--- Dataset records ---

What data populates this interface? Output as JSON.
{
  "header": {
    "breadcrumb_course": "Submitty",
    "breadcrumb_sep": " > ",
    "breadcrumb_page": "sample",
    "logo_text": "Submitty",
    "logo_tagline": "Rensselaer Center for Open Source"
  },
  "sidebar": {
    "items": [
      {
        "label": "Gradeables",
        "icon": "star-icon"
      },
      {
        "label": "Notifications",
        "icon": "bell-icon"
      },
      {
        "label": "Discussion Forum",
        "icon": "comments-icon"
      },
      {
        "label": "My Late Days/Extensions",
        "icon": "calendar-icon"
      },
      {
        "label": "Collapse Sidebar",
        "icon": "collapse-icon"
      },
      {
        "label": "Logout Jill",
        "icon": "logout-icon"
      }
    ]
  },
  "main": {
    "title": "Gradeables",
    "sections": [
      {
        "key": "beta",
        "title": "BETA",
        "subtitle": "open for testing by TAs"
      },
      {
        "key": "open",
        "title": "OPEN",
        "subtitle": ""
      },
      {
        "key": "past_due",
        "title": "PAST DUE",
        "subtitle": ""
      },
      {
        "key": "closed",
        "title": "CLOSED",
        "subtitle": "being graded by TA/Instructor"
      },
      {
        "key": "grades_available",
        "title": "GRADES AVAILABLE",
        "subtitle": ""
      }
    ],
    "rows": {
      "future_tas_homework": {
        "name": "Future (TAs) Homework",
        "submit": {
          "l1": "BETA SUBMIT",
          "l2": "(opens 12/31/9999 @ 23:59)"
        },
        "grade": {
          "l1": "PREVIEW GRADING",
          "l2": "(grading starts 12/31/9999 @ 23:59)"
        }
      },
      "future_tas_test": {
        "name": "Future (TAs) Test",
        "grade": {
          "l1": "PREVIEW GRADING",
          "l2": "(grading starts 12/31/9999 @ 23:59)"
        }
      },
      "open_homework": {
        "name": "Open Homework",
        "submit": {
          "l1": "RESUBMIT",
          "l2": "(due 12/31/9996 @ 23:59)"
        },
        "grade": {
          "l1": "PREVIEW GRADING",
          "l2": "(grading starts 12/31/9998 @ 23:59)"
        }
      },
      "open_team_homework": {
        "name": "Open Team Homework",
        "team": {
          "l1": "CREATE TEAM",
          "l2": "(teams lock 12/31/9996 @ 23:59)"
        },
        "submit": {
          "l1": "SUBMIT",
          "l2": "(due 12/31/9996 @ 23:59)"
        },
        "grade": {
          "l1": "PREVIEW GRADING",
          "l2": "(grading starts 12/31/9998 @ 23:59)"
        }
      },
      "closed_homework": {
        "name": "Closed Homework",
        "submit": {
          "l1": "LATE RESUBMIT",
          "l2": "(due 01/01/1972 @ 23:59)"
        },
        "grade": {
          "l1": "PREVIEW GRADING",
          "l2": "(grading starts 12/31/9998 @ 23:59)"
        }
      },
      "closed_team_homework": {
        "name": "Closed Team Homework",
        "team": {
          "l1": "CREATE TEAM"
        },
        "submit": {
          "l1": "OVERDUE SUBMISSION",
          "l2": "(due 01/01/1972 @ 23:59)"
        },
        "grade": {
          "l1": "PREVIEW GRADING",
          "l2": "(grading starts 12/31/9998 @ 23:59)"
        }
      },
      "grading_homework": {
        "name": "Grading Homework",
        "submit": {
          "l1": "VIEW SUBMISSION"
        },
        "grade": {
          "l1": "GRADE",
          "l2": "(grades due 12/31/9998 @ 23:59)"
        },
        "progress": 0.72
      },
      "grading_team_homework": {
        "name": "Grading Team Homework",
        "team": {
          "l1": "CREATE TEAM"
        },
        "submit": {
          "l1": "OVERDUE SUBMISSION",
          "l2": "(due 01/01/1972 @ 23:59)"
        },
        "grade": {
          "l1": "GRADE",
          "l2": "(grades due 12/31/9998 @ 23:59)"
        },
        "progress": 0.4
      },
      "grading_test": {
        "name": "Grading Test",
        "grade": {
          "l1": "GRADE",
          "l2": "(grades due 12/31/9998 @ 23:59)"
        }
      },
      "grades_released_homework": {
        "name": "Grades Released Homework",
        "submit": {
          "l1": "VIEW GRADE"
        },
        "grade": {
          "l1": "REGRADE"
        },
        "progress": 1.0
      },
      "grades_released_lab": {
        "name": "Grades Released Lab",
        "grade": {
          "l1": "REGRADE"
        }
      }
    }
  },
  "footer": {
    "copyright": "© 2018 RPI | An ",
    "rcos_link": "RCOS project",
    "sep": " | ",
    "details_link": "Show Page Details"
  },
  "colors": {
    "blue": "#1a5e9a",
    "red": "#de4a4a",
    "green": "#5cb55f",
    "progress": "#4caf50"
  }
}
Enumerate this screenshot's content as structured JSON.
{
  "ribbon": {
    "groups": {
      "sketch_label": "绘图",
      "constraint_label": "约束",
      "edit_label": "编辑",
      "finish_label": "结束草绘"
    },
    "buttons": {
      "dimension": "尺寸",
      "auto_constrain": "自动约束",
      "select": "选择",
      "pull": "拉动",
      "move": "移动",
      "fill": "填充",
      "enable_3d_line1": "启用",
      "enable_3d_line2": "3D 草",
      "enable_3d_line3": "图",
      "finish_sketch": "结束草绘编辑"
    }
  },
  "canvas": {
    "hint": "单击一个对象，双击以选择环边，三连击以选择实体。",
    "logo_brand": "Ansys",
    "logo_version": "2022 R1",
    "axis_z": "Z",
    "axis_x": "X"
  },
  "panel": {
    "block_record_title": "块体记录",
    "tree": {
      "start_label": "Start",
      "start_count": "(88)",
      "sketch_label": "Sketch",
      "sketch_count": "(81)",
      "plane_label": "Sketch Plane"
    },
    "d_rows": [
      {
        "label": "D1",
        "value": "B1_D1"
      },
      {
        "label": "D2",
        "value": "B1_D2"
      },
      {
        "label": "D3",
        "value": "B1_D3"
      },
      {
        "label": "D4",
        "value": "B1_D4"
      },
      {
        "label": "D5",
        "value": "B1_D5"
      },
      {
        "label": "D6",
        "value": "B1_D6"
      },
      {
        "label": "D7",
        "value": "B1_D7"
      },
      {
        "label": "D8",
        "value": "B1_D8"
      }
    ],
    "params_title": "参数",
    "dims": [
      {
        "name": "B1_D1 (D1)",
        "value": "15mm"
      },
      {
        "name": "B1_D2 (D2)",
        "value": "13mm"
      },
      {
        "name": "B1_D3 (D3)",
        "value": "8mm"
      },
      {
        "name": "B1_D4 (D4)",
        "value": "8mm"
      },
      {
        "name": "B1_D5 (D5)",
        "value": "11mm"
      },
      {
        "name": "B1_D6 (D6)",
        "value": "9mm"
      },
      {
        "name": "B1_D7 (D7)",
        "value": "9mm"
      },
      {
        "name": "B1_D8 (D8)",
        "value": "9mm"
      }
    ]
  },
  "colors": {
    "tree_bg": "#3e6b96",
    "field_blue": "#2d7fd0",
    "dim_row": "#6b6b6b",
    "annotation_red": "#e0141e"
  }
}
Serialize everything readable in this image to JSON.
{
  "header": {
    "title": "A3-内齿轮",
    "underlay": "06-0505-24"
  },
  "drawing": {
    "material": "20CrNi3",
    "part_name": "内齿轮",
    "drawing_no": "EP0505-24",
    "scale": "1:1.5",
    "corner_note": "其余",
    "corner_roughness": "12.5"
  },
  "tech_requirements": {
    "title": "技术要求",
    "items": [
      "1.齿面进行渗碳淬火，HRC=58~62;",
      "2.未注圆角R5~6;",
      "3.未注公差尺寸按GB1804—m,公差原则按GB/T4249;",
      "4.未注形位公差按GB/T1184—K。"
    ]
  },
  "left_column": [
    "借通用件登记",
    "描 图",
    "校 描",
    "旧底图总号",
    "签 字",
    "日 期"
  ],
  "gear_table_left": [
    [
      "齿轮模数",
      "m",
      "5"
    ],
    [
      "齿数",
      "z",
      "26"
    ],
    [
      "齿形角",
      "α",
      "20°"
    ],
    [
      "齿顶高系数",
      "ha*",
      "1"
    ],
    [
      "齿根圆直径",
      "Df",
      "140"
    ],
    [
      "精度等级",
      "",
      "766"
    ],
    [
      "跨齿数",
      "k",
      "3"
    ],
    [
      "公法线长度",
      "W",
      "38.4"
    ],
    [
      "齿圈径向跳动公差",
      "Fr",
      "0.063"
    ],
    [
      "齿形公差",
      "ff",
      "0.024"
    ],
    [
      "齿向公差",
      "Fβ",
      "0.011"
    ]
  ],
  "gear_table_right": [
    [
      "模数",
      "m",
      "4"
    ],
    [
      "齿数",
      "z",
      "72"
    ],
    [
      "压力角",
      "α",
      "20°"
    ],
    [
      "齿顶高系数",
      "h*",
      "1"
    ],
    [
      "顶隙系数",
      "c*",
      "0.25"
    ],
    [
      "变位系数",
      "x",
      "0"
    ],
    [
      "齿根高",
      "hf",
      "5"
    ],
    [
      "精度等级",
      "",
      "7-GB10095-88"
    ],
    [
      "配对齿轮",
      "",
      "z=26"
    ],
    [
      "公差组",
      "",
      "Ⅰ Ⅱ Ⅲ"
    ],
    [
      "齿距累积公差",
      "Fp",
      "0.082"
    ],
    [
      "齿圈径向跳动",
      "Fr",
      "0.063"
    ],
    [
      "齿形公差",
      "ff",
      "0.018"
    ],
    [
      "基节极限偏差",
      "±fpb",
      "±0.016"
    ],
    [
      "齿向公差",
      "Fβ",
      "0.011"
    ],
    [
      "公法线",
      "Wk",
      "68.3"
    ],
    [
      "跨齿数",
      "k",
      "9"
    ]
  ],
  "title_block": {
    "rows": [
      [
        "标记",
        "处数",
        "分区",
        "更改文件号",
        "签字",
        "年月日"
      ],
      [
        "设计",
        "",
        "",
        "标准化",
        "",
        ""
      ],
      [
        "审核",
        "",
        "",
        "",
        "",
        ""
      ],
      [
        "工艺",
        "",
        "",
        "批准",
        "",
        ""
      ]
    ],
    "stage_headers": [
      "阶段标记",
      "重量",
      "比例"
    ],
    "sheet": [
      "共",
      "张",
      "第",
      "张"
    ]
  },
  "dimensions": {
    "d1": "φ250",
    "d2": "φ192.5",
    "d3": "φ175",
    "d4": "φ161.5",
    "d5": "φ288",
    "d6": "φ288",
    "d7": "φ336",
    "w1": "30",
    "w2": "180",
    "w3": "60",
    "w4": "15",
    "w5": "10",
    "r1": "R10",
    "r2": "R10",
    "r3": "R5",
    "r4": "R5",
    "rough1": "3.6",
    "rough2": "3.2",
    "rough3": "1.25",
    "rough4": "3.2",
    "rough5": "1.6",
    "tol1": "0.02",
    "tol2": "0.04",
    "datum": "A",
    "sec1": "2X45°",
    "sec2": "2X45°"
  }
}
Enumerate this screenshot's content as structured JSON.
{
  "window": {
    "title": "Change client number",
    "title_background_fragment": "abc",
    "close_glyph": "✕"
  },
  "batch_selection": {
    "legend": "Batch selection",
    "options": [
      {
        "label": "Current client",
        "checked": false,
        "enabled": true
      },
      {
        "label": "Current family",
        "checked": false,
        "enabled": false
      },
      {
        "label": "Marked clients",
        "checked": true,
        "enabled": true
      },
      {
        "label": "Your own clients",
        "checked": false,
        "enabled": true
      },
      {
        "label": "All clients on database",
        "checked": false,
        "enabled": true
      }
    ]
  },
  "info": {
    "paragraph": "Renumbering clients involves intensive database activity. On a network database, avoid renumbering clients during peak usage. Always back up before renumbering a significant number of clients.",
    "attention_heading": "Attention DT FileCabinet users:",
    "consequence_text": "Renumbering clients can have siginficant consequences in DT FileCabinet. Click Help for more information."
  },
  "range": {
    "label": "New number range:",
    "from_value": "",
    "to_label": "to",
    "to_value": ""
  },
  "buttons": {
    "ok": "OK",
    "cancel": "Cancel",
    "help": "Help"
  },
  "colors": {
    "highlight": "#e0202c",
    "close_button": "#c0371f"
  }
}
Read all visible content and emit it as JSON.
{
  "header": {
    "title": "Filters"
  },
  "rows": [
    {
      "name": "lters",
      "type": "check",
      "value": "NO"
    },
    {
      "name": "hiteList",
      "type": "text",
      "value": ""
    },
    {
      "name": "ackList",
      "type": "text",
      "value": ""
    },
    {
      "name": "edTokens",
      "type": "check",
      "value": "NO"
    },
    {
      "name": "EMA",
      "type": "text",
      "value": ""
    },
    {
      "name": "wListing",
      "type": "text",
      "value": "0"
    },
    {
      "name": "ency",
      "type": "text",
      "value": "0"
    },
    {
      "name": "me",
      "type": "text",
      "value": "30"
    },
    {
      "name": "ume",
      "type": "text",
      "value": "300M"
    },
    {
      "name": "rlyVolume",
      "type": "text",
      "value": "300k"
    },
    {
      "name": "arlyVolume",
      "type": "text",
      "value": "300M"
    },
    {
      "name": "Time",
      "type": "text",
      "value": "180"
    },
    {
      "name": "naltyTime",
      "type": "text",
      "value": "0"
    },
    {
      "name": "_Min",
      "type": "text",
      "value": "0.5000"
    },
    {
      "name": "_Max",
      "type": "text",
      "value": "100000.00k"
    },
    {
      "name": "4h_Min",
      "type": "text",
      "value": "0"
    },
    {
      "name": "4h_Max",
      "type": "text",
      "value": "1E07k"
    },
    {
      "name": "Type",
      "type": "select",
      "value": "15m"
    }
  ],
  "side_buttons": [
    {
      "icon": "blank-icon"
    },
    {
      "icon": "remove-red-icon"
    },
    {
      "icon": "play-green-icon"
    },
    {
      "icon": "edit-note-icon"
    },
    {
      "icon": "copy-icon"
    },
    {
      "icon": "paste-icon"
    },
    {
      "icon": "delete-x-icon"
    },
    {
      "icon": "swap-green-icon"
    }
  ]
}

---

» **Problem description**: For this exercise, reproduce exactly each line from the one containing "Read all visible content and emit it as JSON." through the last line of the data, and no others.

» **Answer box**:
Read all visible content and emit it as JSON.
{
  "header": {
    "title": "Filters"
  },
  "rows": [
    {
      "name": "lters",
      "type": "check",
      "value": "NO"
    },
    {
      "name": "hiteList",
      "type": "text",
      "value": ""
    },
    {
      "name": "ackList",
      "type": "text",
      "value": ""
    },
    {
      "name": "edTokens",
      "type": "check",
      "value": "NO"
    },
    {
      "name": "EMA",
      "type": "text",
      "value": ""
    },
    {
      "name": "wListing",
      "type": "text",
      "value": "0"
    },
    {
      "name": "ency",
      "type": "text",
      "value": "0"
    },
    {
      "name": "me",
      "type": "text",
      "value": "30"
    },
    {
      "name": "ume",
      "type": "text",
      "value": "300M"
    },
    {
      "name": "rlyVolume",
      "type": "text",
      "value": "300k"
    },
    {
      "name": "arlyVolume",
      "type": "text",
      "value": "300M"
    },
    {
      "name": "Time",
      "type": "text",
      "value": "180"
    },
    {
      "name": "naltyTime",
      "type": "text",
      "value": "0"
    },
    {
      "name": "_Min",
      "type": "text",
      "value": "0.5000"
    },
    {
      "name": "_Max",
      "type": "text",
      "value": "100000.00k"
    },
    {
      "name": "4h_Min",
      "type": "text",
      "value": "0"
    },
    {
      "name": "4h_Max",
      "type": "text",
      "value": "1E07k"
    },
    {
      "name": "Type",
      "type": "select",
      "value": "15m"
    }
  ],
  "side_buttons": [
    {
      "icon": "blank-icon"
    },
    {
      "icon": "remove-red-icon"
    },
    {
      "icon": "play-green-icon"
    },
    {
      "icon": "edit-note-icon"
    },
    {
      "icon": "copy-icon"
    },
    {
      "icon": "paste-icon"
    },
    {
      "icon": "delete-x-icon"
    },
    {
      "icon": "swap-green-icon"
    }
  ]
}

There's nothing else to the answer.